More, Turkey’s role as the de facto head of western Sunnism looked promising. The state of the Sunni Arab world is deeply depressing. The fall of Saddam Hussein, the ever-tightening relationship of Syria and Iran, the growing Shi’a power in Lebanon and more recently Iran’s success (with Syrian help) at building its influence in Gaza, paint a disturbing picture of Sunni fecklessness and decline. Dominated by corrupt dinosaurs like former Egyptian president Mubarak or ruled by immensely wealthy and not particularly courageous or attractive royal families, the western Sunni world hungered for leadership that Turkey might be ready to provide.
The great idea of a return to the east was looking good.
But Atatürk’s instinct that Turkey needed to turn west was based on more than a sense that the west was where the power and the money could be found. It was also based on a sense that the east was a trap: full of danger and complications that could endanger Turkey’s stability if Turks were sucked into its quarrels.
Syria, Lebanon, Iran, Armenia, Georgia, Azerbaijan and Iraq (to say nothing of Israel and the Palestinian territories) are still on the ethnic and sectarian boil. None of these countries have borders that match up with their ethnic composition; religious divisions still have the power to kill; tribal loyalties are oblivious to artificial boundary lines. There is probably a lot of killing still to be done and a lot of ethnic and religious refugees to be made before these countries settle down into something like a final form.
Involvement with the east might start with expanding Turkish trade and enhancing Turkey’s diplomatic and Islamic profiles; it will be very difficult to ensure that it does not entangle Turkey into intractable conflicts across the region. Indeed, Turkish foreign policy has already been destabilized by the Armenian-Azerbaijani and Israel-Palestinian rivalries, and the Kurdish question in Iraq, Syria and Iran brings Turkey new and vexing headaches every day.
Asserting itself as an Islamic and Middle Eastern power plunges Turkey more deeply into this morass; it also triggers religious and ethnic tensions within Turkey itself. The AK is predominantly a Sunni party but up to a fifth of Turks belong to the Alevi faith, a form of Islam that is rooted in Twelver Shi’ism but has a more tolerant and universalist view than, say, the bigoted orthodoxies of Tehran. Many Alevi oppose the AK Party and what some see as its Sunni sectarianism; a secular government sounds very attractive when you belong to a religious minority.
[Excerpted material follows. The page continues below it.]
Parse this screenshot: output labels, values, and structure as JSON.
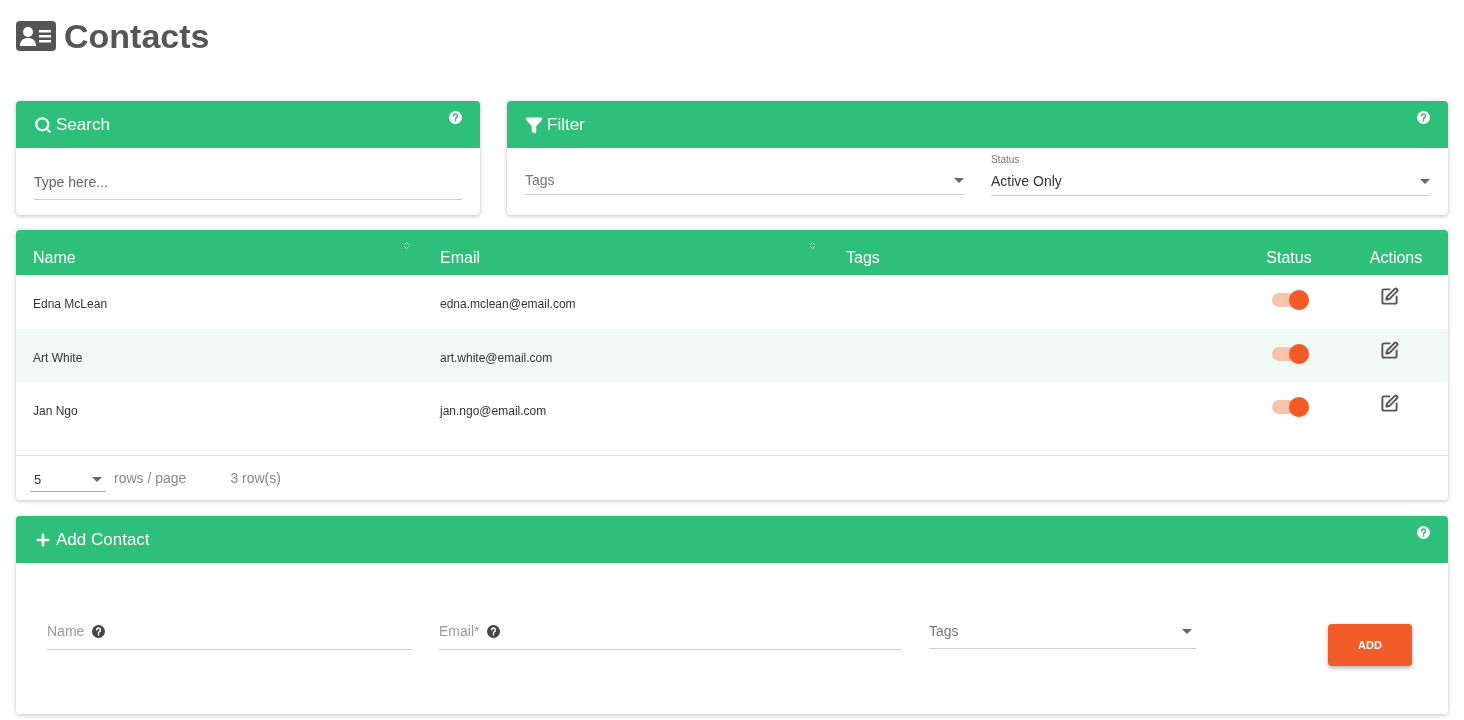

And of course there are the Kurds... Any eastern expansion of Turkish influence immediately deepens Turkey’s engagement with the Kurdish question.
Professor Mead also points out that a reviving of Ottoman ambitions is not just a turn to engage the traditional Mid East, "The regional dynamics are even more complex. In a rivalry between Turkey and Iran, Russia would not look on indifferently". Russia was the Ottoman Empire's traditional enemy, and any move of Turkey away from the West and isolated from the East can only rekindle that fire.